It looks like the White House might get to flex its recently won trade authority in Congress after all. Negotiators from the U.S. and 11 other nations agreed to a deal on the massive, secretive, 12-nation trade agreement known as the Trans-Pacific Partnership, or TPP.
The deal, which aims to create an open trade zone between 12 countries covering 40 percent of the world's economy, has been in the works since 2008. Negotiations over the fine details delayed the agreement's completion for years.
One of the last hurdles was a dispute between Australia and the U.S. over how long pharmaceutical companies can exclusively sell new biotech drugs.

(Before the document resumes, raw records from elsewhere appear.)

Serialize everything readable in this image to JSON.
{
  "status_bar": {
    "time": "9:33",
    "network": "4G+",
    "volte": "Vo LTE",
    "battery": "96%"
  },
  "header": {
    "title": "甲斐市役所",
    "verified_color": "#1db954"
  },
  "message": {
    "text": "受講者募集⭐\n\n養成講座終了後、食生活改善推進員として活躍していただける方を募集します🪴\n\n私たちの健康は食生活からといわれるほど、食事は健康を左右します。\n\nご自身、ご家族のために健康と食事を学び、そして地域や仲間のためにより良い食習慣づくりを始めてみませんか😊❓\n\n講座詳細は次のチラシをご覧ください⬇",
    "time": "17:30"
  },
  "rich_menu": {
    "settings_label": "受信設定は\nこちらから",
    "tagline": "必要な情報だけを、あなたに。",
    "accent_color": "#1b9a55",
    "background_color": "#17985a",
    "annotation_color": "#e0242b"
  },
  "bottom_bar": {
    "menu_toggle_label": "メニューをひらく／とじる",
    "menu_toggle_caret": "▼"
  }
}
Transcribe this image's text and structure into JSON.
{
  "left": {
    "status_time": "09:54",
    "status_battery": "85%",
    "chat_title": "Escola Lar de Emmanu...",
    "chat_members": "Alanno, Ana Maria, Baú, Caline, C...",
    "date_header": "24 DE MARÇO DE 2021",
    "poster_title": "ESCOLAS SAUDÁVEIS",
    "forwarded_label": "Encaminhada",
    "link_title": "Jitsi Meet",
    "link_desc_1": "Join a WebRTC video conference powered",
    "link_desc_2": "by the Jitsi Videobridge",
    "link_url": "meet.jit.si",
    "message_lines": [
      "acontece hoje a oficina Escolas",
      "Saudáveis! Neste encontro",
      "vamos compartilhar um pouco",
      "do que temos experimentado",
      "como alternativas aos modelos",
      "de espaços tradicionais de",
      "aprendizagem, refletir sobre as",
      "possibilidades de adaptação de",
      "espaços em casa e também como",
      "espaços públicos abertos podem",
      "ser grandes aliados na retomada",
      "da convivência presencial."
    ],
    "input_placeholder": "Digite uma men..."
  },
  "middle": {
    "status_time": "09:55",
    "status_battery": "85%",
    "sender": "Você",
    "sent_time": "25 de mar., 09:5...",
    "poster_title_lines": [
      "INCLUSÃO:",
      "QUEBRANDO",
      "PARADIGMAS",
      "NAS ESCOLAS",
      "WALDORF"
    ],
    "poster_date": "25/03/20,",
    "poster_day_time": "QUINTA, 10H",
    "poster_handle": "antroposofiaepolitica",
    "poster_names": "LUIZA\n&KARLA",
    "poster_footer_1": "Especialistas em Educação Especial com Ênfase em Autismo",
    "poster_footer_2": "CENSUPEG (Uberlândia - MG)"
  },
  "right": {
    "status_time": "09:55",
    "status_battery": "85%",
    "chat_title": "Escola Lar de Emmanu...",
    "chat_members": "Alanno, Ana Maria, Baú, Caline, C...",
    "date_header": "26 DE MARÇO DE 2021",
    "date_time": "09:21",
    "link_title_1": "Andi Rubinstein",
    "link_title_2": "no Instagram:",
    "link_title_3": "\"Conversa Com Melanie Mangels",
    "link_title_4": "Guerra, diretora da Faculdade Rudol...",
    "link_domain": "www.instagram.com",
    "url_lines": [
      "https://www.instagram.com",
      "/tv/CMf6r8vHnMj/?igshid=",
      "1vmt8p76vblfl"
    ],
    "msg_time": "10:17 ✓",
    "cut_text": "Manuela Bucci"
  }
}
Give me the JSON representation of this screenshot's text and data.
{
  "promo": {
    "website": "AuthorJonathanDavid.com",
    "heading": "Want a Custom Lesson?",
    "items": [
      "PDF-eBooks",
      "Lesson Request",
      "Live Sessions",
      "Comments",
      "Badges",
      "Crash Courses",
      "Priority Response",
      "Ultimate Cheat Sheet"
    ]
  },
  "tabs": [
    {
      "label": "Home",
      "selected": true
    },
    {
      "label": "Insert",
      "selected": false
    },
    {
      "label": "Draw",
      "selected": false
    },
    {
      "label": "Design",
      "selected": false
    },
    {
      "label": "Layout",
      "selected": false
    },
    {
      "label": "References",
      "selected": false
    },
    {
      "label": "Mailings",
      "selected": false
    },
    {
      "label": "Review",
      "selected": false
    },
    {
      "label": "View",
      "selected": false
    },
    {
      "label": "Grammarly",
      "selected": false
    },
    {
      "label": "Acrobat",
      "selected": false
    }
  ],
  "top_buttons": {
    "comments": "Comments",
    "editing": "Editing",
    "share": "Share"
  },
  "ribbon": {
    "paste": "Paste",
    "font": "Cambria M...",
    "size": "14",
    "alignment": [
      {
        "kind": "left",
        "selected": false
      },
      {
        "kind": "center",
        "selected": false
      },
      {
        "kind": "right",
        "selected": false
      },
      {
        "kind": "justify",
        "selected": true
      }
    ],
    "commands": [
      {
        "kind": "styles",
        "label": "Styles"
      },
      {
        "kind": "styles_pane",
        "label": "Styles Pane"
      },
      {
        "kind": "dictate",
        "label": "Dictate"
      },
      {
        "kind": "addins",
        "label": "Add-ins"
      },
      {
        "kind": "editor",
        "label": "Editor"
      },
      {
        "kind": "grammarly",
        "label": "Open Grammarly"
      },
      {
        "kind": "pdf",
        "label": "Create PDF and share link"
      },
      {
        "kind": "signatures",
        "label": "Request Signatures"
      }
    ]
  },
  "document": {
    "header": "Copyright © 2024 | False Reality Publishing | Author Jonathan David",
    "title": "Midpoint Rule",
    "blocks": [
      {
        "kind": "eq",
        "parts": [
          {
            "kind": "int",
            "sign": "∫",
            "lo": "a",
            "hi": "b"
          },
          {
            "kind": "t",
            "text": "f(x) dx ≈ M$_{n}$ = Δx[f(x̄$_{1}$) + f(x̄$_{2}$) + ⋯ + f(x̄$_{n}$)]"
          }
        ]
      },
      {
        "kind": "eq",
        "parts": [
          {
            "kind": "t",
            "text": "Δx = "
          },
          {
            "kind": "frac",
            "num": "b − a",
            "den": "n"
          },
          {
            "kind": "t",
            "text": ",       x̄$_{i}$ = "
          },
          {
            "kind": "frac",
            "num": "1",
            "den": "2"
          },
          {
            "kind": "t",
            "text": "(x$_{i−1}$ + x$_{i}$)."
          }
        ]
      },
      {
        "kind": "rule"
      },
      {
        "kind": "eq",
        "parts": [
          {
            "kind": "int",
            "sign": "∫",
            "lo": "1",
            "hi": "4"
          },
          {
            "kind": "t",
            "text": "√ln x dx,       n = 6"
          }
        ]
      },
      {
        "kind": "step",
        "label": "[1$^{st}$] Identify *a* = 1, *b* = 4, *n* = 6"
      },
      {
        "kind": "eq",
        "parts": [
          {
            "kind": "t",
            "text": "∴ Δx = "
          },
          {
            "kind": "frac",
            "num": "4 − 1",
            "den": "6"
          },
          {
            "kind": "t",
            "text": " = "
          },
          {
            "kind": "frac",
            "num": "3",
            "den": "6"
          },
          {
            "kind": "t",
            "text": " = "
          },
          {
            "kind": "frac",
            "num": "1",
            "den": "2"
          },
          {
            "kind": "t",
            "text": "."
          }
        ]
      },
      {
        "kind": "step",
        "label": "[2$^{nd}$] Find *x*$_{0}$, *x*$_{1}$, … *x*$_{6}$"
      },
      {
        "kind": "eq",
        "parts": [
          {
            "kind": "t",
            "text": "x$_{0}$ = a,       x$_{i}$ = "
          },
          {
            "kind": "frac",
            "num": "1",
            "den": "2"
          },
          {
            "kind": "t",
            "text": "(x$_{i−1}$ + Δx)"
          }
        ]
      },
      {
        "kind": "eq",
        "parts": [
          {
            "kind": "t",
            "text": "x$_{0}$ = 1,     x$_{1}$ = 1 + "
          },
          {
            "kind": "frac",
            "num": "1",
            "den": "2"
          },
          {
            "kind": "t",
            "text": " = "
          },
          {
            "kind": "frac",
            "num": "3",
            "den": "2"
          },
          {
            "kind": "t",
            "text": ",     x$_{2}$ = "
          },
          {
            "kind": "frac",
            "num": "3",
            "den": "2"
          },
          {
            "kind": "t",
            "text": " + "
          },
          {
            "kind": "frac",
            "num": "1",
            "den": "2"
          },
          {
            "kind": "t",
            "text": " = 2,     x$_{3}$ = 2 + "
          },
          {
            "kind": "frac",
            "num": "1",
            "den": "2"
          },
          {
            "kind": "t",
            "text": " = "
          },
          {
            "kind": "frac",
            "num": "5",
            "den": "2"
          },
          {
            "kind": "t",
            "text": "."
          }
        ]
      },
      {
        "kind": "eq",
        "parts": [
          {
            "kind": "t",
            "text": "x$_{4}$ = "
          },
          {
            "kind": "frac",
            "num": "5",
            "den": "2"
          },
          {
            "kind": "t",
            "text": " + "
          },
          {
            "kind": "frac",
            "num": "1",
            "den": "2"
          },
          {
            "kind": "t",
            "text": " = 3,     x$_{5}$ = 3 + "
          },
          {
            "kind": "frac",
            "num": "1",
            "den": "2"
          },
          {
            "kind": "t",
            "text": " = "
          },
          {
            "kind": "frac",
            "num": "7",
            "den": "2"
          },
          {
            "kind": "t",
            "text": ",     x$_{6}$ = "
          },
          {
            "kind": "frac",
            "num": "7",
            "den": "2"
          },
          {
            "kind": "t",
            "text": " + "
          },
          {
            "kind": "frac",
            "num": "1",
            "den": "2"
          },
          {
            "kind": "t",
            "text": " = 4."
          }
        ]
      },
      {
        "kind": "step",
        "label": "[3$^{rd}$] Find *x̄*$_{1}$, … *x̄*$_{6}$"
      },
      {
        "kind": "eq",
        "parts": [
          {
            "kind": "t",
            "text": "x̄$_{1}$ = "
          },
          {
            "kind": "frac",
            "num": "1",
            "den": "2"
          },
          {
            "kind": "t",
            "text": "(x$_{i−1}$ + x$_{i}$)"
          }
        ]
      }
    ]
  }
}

President Obama still has to get the agreement past Congress, but that's a less daunting task than it sounds; the administration's freshly acquired trade promotion authority limits Congress' involvement to a simple yes-or-no vote, essentially without changing it.
Supporters of the agreement, including President Obama and many Republicans, argue the deal provides economic benefits by bulldozing trade barriers and establishing common rules across a wide region of the global economy.
But detractors — liberal Democrats among them — say toxic provisions on labor laws, intellectual property, country-investor dispute arbitration and other issues make the TPP too harmful to be worth it.
To complicate matters even further, the TPP is going before Congress during an election year. That could make Republicans reluctant to hand Obama a victory — or Democrats uneasy about handing him a defeat.
This video includes images from Getty Images.